In August 1960 he moved to new summer residence the former, converted mansion of the Hermann Göring Leibförsters near "Karinhall".[8]

Pieck lived at Majakowskiring 29, Pankow, East Berlin.

He was married to Christine whom he met in a large dance hall in Bremen. At first, her parents did not want her to go with communist. But when a child was on the way, she was allowed to marry Wilhelm on May 28, 1898 on condition that a church wedding will take place.[9] On the wedding day Christine waited impatiently to Pieck to arrive to church. But he still carried leaflets and came at the last minute. On November 1936, his wife contracted pneumonia for the third time and died on December 1st. His daughter Elly Winter (1898–1987) held various posts in the SED and East German government. His son Arthur Pieck (1899-1970) served as head of the East-German national airline Interflug from 1955-1965, after having held various administrative posts in East Germany, for instance at the German Economic Commission.

Photo gallery[edit]


  1. ^ Rolf Badstübner and Wilfried Loth (eds) Wilhelm Pieck - Aufzeichnungen zur Deutschlandpolitik 1945-1953, Berlin: Wiley-VCH, 1994
  2. ^ a b c d e f Wilhelm Pieck timeline Retrieved June 10, 2010 (in German)
  3. ^ Bourrinet, Philippe. The Dutch and German Communist Left (1900–68). p. 55. 
  4. ^ Wolfe, Bertram D. in introduction to"The Russian Revolution" Luxemburg p. 18 1967.
  5. ^ a b Eric D. Weitz, Creating German Communism, 1890-1990: From Popular Protests to Socialist State. Princeton, NJ: Princeton University Press, 1997
  6. ^ David Priestand, Red Flag: A History of Communism," New York: Grove Press, 2009
  7. ^ Der Spiegel, 22.07.1953
  8. ^ DER SPIEGEL - Personalien - 24.08.1960
  9. ^ Elly Winter über ihren Vater Wilhelm Pieck
Political offices
Preceded by
Karl Dönitz
(as President of the German Reich)
State President of the
German Democratic Republic
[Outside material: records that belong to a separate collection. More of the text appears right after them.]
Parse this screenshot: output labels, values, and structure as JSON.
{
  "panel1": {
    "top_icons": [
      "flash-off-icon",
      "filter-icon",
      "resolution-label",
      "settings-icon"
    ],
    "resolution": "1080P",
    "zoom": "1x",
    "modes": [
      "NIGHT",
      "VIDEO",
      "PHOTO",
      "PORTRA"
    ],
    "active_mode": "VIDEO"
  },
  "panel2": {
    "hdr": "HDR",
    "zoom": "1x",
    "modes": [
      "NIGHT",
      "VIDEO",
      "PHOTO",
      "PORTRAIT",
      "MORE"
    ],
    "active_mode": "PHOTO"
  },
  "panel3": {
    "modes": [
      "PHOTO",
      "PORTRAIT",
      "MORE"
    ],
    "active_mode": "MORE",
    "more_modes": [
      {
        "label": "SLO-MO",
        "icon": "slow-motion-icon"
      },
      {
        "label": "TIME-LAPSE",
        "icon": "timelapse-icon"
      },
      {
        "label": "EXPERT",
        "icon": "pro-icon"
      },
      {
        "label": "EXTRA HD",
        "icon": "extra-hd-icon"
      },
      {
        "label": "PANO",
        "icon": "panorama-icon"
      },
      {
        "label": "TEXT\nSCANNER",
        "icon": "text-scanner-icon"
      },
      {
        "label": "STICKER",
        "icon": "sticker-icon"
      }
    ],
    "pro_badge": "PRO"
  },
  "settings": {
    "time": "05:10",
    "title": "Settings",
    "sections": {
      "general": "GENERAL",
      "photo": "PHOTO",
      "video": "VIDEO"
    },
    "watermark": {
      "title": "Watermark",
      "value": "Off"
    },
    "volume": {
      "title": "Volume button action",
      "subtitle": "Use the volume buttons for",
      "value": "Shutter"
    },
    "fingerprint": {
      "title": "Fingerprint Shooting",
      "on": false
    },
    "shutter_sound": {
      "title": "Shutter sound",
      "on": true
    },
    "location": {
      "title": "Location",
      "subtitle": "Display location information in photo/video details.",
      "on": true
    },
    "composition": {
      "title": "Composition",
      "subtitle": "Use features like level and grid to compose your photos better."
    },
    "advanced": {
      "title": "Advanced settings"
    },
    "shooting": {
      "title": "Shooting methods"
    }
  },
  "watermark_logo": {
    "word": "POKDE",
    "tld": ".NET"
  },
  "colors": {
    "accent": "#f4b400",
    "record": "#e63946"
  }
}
Succeeded by
Walter Ulbricht (as Chairman of the Council of State)
Party political offices
Preceded by
Post created
Co-chairman of the Socialist Unity Party of Germany (with Otto Grotewohl)
Succeeded by
Walter Ulbricht (as First Secretary)